→ **Task requirements**
Please retype every record exactly as it appears, omitting the pictures.
---+---
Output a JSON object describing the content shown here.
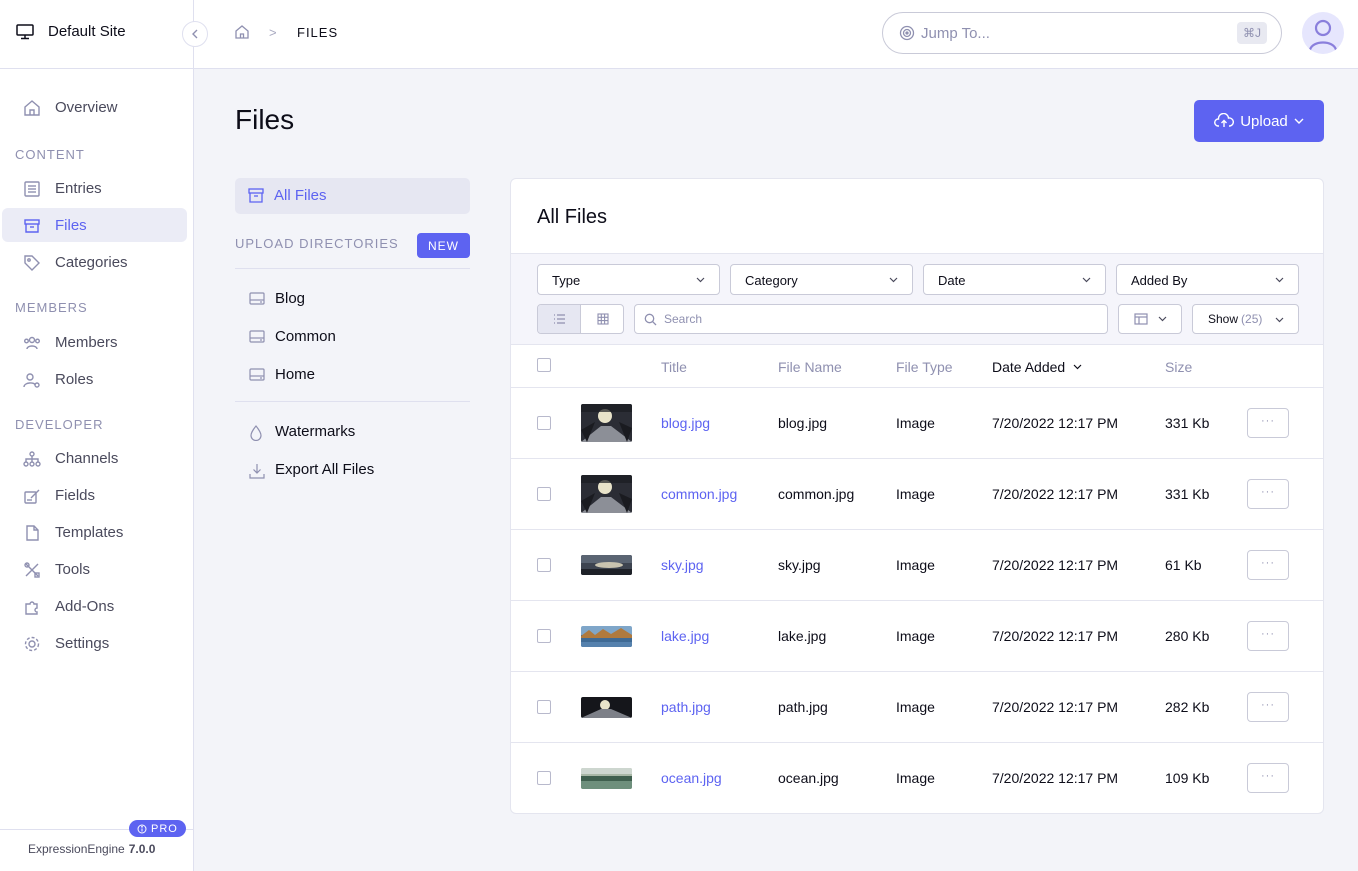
{
  "site": {
    "name": "Default Site"
  },
  "nav": {
    "overview": "Overview",
    "content_section": "CONTENT",
    "entries": "Entries",
    "files": "Files",
    "categories": "Categories",
    "members_section": "MEMBERS",
    "members": "Members",
    "roles": "Roles",
    "developer_section": "DEVELOPER",
    "channels": "Channels",
    "fields": "Fields",
    "templates": "Templates",
    "tools": "Tools",
    "addons": "Add-Ons",
    "settings": "Settings"
  },
  "footer": {
    "pro_badge": "PRO",
    "product": "ExpressionEngine",
    "version": "7.0.0"
  },
  "breadcrumb": {
    "separator": ">",
    "current": "FILES"
  },
  "jump": {
    "placeholder": "Jump To...",
    "shortcut": "⌘J"
  },
  "page": {
    "title": "Files",
    "upload_label": "Upload"
  },
  "dirs": {
    "all_files": "All Files",
    "upload_directories_label": "UPLOAD DIRECTORIES",
    "new_label": "NEW",
    "items": [
      "Blog",
      "Common",
      "Home"
    ],
    "watermarks": "Watermarks",
    "export": "Export All Files"
  },
  "panel": {
    "title": "All Files",
    "filters": {
      "type": "Type",
      "category": "Category",
      "date": "Date",
      "added_by": "Added By"
    },
    "search_placeholder": "Search",
    "show_label": "Show",
    "show_count": "(25)"
  },
  "table": {
    "columns": {
      "title": "Title",
      "file_name": "File Name",
      "file_type": "File Type",
      "date_added": "Date Added",
      "size": "Size"
    },
    "more_label": "···",
    "rows": [
      {
        "title": "blog.jpg",
        "file_name": "blog.jpg",
        "file_type": "Image",
        "date_added": "7/20/2022 12:17 PM",
        "size": "331 Kb"
      },
      {
        "title": "common.jpg",
        "file_name": "common.jpg",
        "file_type": "Image",
        "date_added": "7/20/2022 12:17 PM",
        "size": "331 Kb"
      },
      {
        "title": "sky.jpg",
        "file_name": "sky.jpg",
        "file_type": "Image",
        "date_added": "7/20/2022 12:17 PM",
        "size": "61 Kb"
      },
      {
        "title": "lake.jpg",
        "file_name": "lake.jpg",
        "file_type": "Image",
        "date_added": "7/20/2022 12:17 PM",
        "size": "280 Kb"
      },
      {
        "title": "path.jpg",
        "file_name": "path.jpg",
        "file_type": "Image",
        "date_added": "7/20/2022 12:17 PM",
        "size": "282 Kb"
      },
      {
        "title": "ocean.jpg",
        "file_name": "ocean.jpg",
        "file_type": "Image",
        "date_added": "7/20/2022 12:17 PM",
        "size": "109 Kb"
      }
    ]
  },
  "colors": {
    "accent": "#5d63f1",
    "muted_text": "#8f90b0",
    "background": "#f3f4f9"
  }
}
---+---
→ **Exercise response**
Output a JSON object describing the content shown here.
{
  "site": {
    "name": "Default Site"
  },
  "nav": {
    "overview": "Overview",
    "content_section": "CONTENT",
    "entries": "Entries",
    "files": "Files",
    "categories": "Categories",
    "members_section": "MEMBERS",
    "members": "Members",
    "roles": "Roles",
    "developer_section": "DEVELOPER",
    "channels": "Channels",
    "fields": "Fields",
    "templates": "Templates",
    "tools": "Tools",
    "addons": "Add-Ons",
    "settings": "Settings"
  },
  "footer": {
    "pro_badge": "PRO",
    "product": "ExpressionEngine",
    "version": "7.0.0"
  },
  "breadcrumb": {
    "separator": ">",
    "current": "FILES"
  },
  "jump": {
    "placeholder": "Jump To...",
    "shortcut": "⌘J"
  },
  "page": {
    "title": "Files",
    "upload_label": "Upload"
  },
  "dirs": {
    "all_files": "All Files",
    "upload_directories_label": "UPLOAD DIRECTORIES",
    "new_label": "NEW",
    "items": [
      "Blog",
      "Common",
      "Home"
    ],
    "watermarks": "Watermarks",
    "export": "Export All Files"
  },
  "panel": {
    "title": "All Files",
    "filters": {
      "type": "Type",
      "category": "Category",
      "date": "Date",
      "added_by": "Added By"
    },
    "search_placeholder": "Search",
    "show_label": "Show",
    "show_count": "(25)"
  },
  "table": {
    "columns": {
      "title": "Title",
      "file_name": "File Name",
      "file_type": "File Type",
      "date_added": "Date Added",
      "size": "Size"
    },
    "more_label": "···",
    "rows": [
      {
        "title": "blog.jpg",
        "file_name": "blog.jpg",
        "file_type": "Image",
        "date_added": "7/20/2022 12:17 PM",
        "size": "331 Kb"
      },
      {
        "title": "common.jpg",
        "file_name": "common.jpg",
        "file_type": "Image",
        "date_added": "7/20/2022 12:17 PM",
        "size": "331 Kb"
      },
      {
        "title": "sky.jpg",
        "file_name": "sky.jpg",
        "file_type": "Image",
        "date_added": "7/20/2022 12:17 PM",
        "size": "61 Kb"
      },
      {
        "title": "lake.jpg",
        "file_name": "lake.jpg",
        "file_type": "Image",
        "date_added": "7/20/2022 12:17 PM",
        "size": "280 Kb"
      },
      {
        "title": "path.jpg",
        "file_name": "path.jpg",
        "file_type": "Image",
        "date_added": "7/20/2022 12:17 PM",
        "size": "282 Kb"
      },
      {
        "title": "ocean.jpg",
        "file_name": "ocean.jpg",
        "file_type": "Image",
        "date_added": "7/20/2022 12:17 PM",
        "size": "109 Kb"
      }
    ]
  },
  "colors": {
    "accent": "#5d63f1",
    "muted_text": "#8f90b0",
    "background": "#f3f4f9"
  }
}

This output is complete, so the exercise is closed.